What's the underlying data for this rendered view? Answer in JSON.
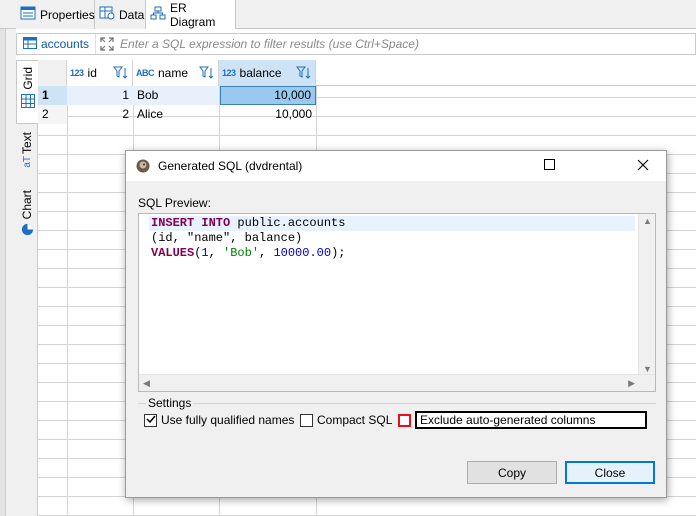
{
  "tabs": [
    {
      "label": "Properties",
      "icon": "properties-icon"
    },
    {
      "label": "Data",
      "icon": "data-icon"
    },
    {
      "label": "ER Diagram",
      "icon": "er-diagram-icon"
    }
  ],
  "side_tabs": [
    {
      "label": "Grid",
      "icon": "grid-icon"
    },
    {
      "label": "Text",
      "icon": "text-icon"
    },
    {
      "label": "Chart",
      "icon": "chart-icon"
    }
  ],
  "filter": {
    "table": "accounts",
    "placeholder": "Enter a SQL expression to filter results (use Ctrl+Space)"
  },
  "grid": {
    "columns": [
      {
        "type": "123",
        "name": "id"
      },
      {
        "type": "ABC",
        "name": "name"
      },
      {
        "type": "123",
        "name": "balance"
      }
    ],
    "rows": [
      {
        "num": "1",
        "id": "1",
        "name": "Bob",
        "balance": "10,000"
      },
      {
        "num": "2",
        "id": "2",
        "name": "Alice",
        "balance": "10,000"
      }
    ]
  },
  "dialog": {
    "title": "Generated SQL (dvdrental)",
    "preview_label": "SQL Preview:",
    "sql": {
      "line1_kw": "INSERT INTO",
      "line1_rest": " public.accounts",
      "line2": "(id, \"name\", balance)",
      "line3_kw": "VALUES",
      "line3_open": "(",
      "line3_n1": "1",
      "line3_sep1": ", ",
      "line3_s": "'Bob'",
      "line3_sep2": ", ",
      "line3_n2": "10000.00",
      "line3_close": ");"
    },
    "settings_label": "Settings",
    "options": [
      {
        "label": "Use fully qualified names",
        "checked": true
      },
      {
        "label": "Compact SQL",
        "checked": false
      },
      {
        "label": "Exclude auto-generated columns",
        "checked": false
      }
    ],
    "copy_label": "Copy",
    "close_label": "Close"
  },
  "colors": {
    "accent": "#0078d7",
    "keyword": "#7f0055",
    "string": "#008000",
    "number": "#0000c0",
    "selection": "#99c9ef"
  }
}
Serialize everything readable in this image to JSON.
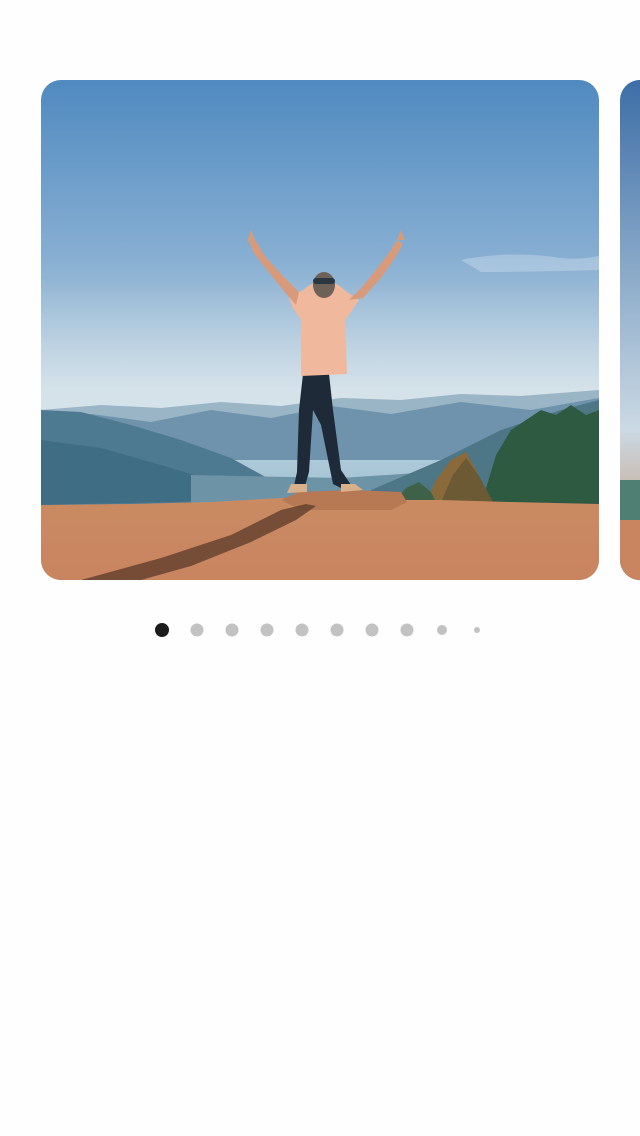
{
  "carousel": {
    "slides": [
      {
        "name": "hiker-on-mountain-photo"
      },
      {
        "name": "next-photo"
      }
    ],
    "active_index": 0,
    "dot_count": 10
  },
  "colors": {
    "background": "#fefefe",
    "dot_active": "#1b1b1b",
    "dot_inactive": "#c2c2c2"
  }
}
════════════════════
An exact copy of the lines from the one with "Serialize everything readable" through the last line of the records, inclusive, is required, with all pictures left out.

**ANSWER BOX:**
Serialize everything readable in this image to JSON.
{
  "carousel": {
    "slides": [
      {
        "name": "hiker-on-mountain-photo"
      },
      {
        "name": "next-photo"
      }
    ],
    "active_index": 0,
    "dot_count": 10
  },
  "colors": {
    "background": "#fefefe",
    "dot_active": "#1b1b1b",
    "dot_inactive": "#c2c2c2"
  }
}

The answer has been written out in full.